In the first quarter, a large number of new hedgies initiated positions in the Taiwanese semiconductor contract manufacturing and design company and several-high profile hedge funds boosted existing stakes. A total of 45 hedge funds jumped into the stock and just 11 bailed on it, according to SEI Novus.

As a result, TSMC ranked as the 14th most widely held stock among hedge funds as of March 31, up from 27th place the previous quarter. That sharp move is unusual — the ranking of the top hedge fund holdings usually doesn’t change meaningfully from quarter to quarter.

As Institutional Investor recently reported, Valiant Capital Management reported in its first-quarter client letter that it had established a position in Taiwan Semiconductor, making the company its second-biggest long position. In its first-quarter 13F filing, Valiant disclosed a large position in TSMC call options but no position in the American Depositary Receipts.
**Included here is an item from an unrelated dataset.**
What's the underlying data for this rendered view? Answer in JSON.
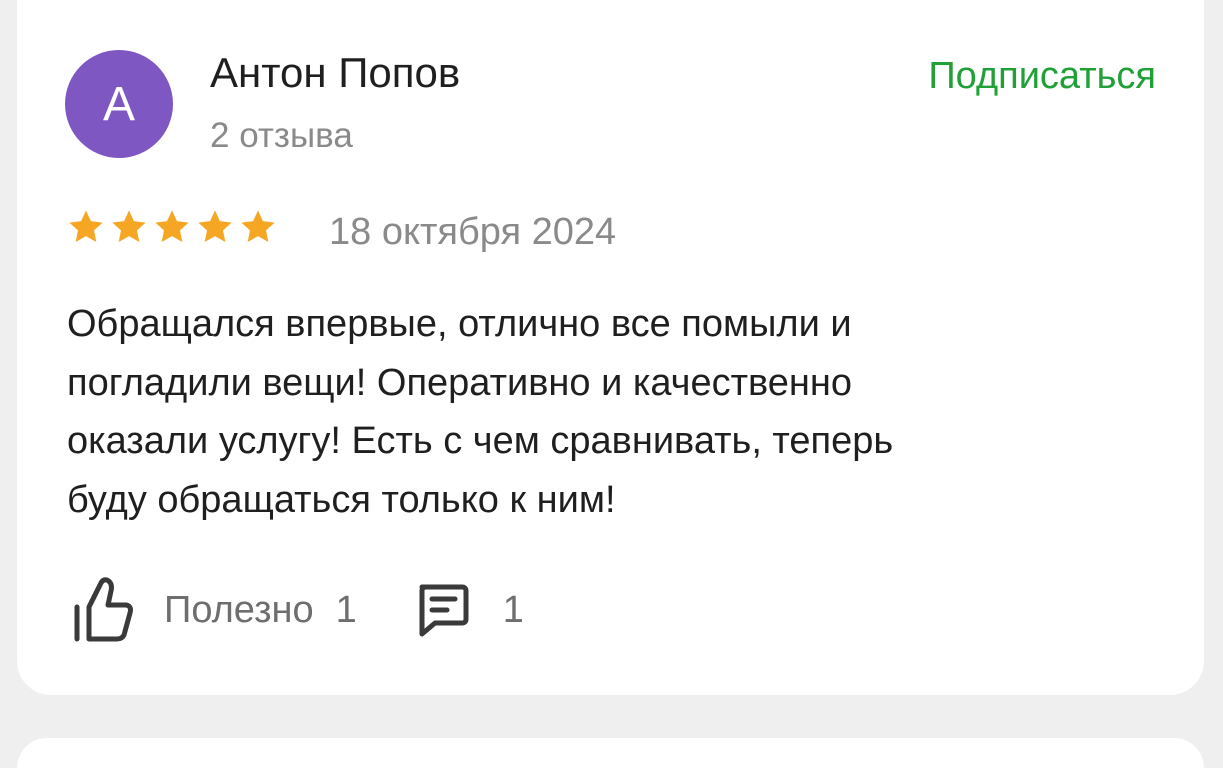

However, in the first-quarter client letter, Valiant founder Chris Hansen said the firm used the recent market weakness in April to increase its exposure to TSCM and Broadcom, another position it initiated in the first quarter, and AI superstock Nvidia, which it aggressively added to in the first three months of the year.

Several other hedge funds established new, small, or midsize positions, according to 13F filings, including Whale Rock Capital Management, Trian Fund Management, and Kingdon Capital Management. Meanwhile, Light Street Capital Management boosted its stake by nearly 50 percent in the first quarter, making it the Tiger Grandcub’s second-largest U.S.-listed long, accounting for about 11 percent of assets. It ranks behind Nvidia, which made up 17 percent of assets at the end of March.

Coatue Management turned a nearly insignificant stake at year-end into the firm’s fifth-largest U.S. long. The Tiger Cub is also the largest hedge fund investor in TSMC.

“We believe TSMC is one of the best businesses in the world and is the only provider of truly leading-edge semiconductors,” Hansen stated in the first-quarter letter. “As such, we are confident the substantial performance, power, and cost efficiencies of their leading-edge processors should mean the global growth of AI infrastructure will overwhelmingly benefit them.”

He stressed that TSMC’s “relentless pursuit of improvement” contrasts with “a conservatively managed business model.” Hansen added that in a volatile industry prone to boom-and-bust cycles, TSMC has long “prioritized” return on invested capital, which has averaged more than 20 percent since the global financial crisis and has never fallen below 15 percent.

“Additionally, we believe they have several unused pricing levers that imply further conservativeness in the financials,” Hansen said, noting that the opportunity to buy shares of TSMC at what he calls “a relatively undemanding” price-to-earnings ratio of 19 times current-year earnings — and a discount to the broader market — represents “a compelling investment opportunity.”